▸ WHAT TO PRODUCE: Among the following entries, count the lines that contain "Affoltern" and report only the result.
RECORDS FOR THIS EXERCISE: Begin
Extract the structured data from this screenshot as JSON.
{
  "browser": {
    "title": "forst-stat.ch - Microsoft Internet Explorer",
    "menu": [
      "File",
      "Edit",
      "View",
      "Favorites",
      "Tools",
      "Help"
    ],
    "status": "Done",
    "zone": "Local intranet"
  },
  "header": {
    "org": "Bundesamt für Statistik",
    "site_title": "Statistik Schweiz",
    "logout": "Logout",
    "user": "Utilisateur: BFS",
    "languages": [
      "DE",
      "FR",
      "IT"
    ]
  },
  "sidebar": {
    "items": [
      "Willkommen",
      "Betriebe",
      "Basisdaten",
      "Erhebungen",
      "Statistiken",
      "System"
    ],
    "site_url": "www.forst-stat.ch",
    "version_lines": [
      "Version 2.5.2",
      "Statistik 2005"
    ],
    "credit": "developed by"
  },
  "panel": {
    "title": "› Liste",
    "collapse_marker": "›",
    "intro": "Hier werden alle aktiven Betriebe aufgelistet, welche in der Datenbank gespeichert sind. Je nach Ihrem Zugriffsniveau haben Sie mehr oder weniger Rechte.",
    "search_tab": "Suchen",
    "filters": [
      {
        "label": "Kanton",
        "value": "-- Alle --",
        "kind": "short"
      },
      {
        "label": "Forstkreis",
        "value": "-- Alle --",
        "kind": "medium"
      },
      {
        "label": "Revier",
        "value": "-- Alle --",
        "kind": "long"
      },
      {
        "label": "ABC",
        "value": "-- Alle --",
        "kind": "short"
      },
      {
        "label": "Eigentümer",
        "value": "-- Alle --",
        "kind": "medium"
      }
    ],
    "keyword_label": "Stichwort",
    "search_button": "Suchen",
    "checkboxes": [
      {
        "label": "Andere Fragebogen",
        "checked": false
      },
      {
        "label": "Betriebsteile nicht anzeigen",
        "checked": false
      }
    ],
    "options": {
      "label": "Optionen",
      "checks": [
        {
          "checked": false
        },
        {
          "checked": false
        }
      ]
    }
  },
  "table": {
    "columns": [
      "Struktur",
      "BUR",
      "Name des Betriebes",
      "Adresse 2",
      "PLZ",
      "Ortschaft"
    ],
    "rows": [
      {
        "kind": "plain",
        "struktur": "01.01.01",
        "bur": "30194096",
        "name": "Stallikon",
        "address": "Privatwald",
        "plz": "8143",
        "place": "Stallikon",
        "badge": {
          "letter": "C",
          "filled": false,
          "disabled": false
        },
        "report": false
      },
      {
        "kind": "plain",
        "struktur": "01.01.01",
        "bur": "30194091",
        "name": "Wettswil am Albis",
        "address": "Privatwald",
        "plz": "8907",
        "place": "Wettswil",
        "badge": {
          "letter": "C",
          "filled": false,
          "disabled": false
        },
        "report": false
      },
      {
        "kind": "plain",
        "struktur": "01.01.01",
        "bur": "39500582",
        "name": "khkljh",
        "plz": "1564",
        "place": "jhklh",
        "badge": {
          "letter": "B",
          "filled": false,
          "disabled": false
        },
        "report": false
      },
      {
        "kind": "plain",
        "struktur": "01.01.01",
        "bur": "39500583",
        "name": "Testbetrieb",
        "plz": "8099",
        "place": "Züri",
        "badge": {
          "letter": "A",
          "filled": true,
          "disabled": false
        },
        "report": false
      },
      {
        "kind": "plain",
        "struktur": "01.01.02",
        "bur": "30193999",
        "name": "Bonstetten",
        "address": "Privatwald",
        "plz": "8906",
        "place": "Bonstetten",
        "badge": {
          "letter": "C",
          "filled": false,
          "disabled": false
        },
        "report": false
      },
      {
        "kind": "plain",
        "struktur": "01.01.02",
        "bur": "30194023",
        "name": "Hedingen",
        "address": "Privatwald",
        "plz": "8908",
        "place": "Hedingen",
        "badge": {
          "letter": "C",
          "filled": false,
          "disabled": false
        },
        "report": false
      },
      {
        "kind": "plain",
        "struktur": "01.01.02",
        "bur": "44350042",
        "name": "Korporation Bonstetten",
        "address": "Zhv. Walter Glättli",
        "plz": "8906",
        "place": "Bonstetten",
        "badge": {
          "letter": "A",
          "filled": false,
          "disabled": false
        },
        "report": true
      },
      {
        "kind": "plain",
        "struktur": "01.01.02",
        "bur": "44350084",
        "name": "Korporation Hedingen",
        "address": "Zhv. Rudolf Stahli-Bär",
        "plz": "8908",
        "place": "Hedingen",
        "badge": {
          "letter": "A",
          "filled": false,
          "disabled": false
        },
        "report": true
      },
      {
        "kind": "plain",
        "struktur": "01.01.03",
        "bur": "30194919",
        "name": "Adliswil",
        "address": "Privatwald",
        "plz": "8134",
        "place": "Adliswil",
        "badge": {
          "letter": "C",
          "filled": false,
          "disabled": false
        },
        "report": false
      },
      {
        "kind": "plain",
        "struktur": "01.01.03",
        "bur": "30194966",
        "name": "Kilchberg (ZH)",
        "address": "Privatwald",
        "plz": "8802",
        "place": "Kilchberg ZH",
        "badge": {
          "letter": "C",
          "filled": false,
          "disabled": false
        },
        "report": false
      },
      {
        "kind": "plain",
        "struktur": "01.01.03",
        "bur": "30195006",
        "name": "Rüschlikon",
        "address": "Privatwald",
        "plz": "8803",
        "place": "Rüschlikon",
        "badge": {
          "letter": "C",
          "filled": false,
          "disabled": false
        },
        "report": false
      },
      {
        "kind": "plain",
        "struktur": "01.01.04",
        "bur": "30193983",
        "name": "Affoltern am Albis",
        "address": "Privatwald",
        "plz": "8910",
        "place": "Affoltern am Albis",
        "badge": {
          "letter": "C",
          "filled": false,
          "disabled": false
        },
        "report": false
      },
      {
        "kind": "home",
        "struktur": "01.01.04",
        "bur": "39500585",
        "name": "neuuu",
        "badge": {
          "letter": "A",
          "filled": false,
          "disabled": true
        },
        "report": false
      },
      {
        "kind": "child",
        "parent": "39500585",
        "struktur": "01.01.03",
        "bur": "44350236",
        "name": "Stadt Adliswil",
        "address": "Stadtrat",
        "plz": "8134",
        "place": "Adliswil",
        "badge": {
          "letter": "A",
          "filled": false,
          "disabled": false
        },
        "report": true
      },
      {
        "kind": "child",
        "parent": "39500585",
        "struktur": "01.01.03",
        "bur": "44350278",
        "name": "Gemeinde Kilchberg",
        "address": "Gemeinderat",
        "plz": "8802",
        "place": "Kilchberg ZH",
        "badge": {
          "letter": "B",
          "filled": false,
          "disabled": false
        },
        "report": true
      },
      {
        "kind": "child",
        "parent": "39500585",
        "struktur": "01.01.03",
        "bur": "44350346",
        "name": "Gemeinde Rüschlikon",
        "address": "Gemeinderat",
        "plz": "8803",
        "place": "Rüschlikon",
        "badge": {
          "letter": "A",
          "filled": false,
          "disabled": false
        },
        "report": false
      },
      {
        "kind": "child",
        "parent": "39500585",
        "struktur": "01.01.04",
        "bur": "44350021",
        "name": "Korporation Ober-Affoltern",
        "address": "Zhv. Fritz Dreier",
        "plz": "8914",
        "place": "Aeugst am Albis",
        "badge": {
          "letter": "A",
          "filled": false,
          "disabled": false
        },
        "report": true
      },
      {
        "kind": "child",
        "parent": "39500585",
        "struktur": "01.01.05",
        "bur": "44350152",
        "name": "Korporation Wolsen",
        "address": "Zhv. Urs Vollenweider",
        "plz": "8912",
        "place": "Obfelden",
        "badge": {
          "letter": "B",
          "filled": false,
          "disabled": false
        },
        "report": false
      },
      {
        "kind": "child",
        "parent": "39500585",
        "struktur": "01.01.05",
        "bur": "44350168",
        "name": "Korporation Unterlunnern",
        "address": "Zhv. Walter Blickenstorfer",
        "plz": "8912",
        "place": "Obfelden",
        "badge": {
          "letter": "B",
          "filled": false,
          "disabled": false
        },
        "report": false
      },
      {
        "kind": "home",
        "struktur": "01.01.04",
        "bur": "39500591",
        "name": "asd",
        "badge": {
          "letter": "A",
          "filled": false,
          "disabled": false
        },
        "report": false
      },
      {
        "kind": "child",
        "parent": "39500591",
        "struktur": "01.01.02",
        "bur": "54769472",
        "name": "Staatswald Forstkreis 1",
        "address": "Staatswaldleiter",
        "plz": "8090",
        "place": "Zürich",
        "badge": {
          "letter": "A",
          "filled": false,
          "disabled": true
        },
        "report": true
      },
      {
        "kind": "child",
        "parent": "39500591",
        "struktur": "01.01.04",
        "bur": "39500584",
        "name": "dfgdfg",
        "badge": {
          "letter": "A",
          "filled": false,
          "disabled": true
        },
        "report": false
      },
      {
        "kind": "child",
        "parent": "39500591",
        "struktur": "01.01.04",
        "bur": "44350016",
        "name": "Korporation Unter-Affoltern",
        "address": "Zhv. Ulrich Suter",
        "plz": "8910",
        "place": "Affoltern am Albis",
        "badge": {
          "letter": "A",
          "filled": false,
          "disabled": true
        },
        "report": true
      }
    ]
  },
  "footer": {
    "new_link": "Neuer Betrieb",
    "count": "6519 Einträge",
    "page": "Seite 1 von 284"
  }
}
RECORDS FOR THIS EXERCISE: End
▸ OUTPUT FOR THIS TASK: 5